The following statement, issued by the African Canadian Legal Clinic, is the organisation’s response to the Ontario government’s recently announced “carding/street checks” regulations.
On Tuesday, March 22, 2016, the Ontario government released its final Regulation on street-checks/carding.
The African Canadian Legal Clinic is deeply concerned that this Regulation fails to fully, and finally, provide adequate protection for the fundamental rights and freedoms of African Canadians, as they do not prohibit anti-Black racism and racial profiling in the collection of individuals’ identifying information.
While the Regulation is a welcome and important step in the direction towards increasing accountability for the prevention of anti-Black racism in policing, the Regulation has serious shortcomings that markedly impede progress towards fair and equitable policing in Ontario.
Among the most glaring limitations in the Regulation’s ability to protect African Canadians rights under the Canadian Charter of Rights and Freedoms and Ontario’s Human Rights Code are the following issues:
- Carding Permitted During Investigations: The Regulation does not apply in far too many circumstances in which racial profiling and anti-Black racist policing rampantly occur, namely, during police investigations. In particular, the Regulation “does not apply with respect to an attempted collection made by a police officer for the purpose of investigating an offence the officer reasonably suspects has been or will be committed.”
- Regulation Permits Sharing of Other Individuals’ Information Without their Knowledge or Consent: The Regulation does not apply when officers seek to collect identifying information from an individual about another individual other than themself.

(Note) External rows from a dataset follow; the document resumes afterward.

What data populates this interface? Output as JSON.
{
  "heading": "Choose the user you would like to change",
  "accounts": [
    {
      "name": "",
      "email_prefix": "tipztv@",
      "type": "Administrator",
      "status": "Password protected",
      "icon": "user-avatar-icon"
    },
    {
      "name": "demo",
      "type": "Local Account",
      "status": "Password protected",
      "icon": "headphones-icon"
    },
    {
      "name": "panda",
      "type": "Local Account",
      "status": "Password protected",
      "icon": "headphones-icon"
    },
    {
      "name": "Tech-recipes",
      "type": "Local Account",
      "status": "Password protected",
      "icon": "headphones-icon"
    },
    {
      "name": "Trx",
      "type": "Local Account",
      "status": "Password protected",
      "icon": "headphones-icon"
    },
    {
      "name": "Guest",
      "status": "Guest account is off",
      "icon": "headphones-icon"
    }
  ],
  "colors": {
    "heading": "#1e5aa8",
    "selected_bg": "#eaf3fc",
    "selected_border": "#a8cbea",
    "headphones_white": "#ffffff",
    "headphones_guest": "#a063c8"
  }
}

- Use of Vague Suspect Descriptions Permitted: The Regulation continues to allow street checks to occur even when officers only have a vague description of an individual. For instance, the Regulation permits the collection of identifying information with broad descriptions such as, “Black male with a baseball cap.”
- Weak Rights Notification: The Regulation does not require officers to tell individuals from the very start of the interaction of either the reason for the interaction, or that they are not required to provide their identifying information. Officers are also not required to inform individuals that they have the right to walk away in circumstances when they do in fact have that right. There is also no standardized language required for the rights notification provisions to ensure that there is consistency and clarity in its delivery.
- Receipts Without Reasons: Officers are not required to indicate the reason(s) for stopping and collecting the data of individuals on the receipt they must provide to them when they collect their identifying information. The receipts also do not include contact information for the Human Rights Tribunal of Ontario or the Human Rights Legal Support Centre.
- Children and Youth Documented without Parental Consent: The Regulation does not require children and youth under 18 to be informed that they can call their parent or guardian before surrendering any identifying information to police.
- Indefinite Data Retention: The Regulation makes it possible that all previous and future identifying information collected by police be stored and accessed in police databases forever.
- No Standardization of Data Collection: The Regulation does not require clear standardization for the collection of data to ensure comparability and accountability across jurisdictions.
- Regulation Permits Carding Performance Targets for Police Divisions and Units: The Regulation allows special police units, such as the Toronto Anti-Violence Intervention Strategy, to have their performance rewarded on the basis of the number of successful and attempted carding interactions.
- Absence of Training on Anti-Black Racism and Racial Profiling: There is no requirement that officers be trained on how to detect and avoid engaging in anti-Black racism and/or racial profiling when attempting to collect individuals’ identifying information.
“A careful reading of the Regulation reveals that it offers some notably progressive and hard-fought rights protections, but ultimately amounts to a band aid rather than an outright banning of carding in Ontario” said Anthony Morgan, a lawyer at the African Canadian Legal Clinic.
“While the Regulation offers important new mechanisms for holding police accountable when they seek to collect individuals’ information, it falls short of prohibiting and preventing antiBlack racism and/or racial profiling that African Canadians have chronically experienced in the collection of their identifying information.”
In the coming weeks, the African Canadian Legal Clinic will be reaching out to other African Canadian-serving organizations, institutions and leaders for the purpose of hosting a public education forum on the new Regulation.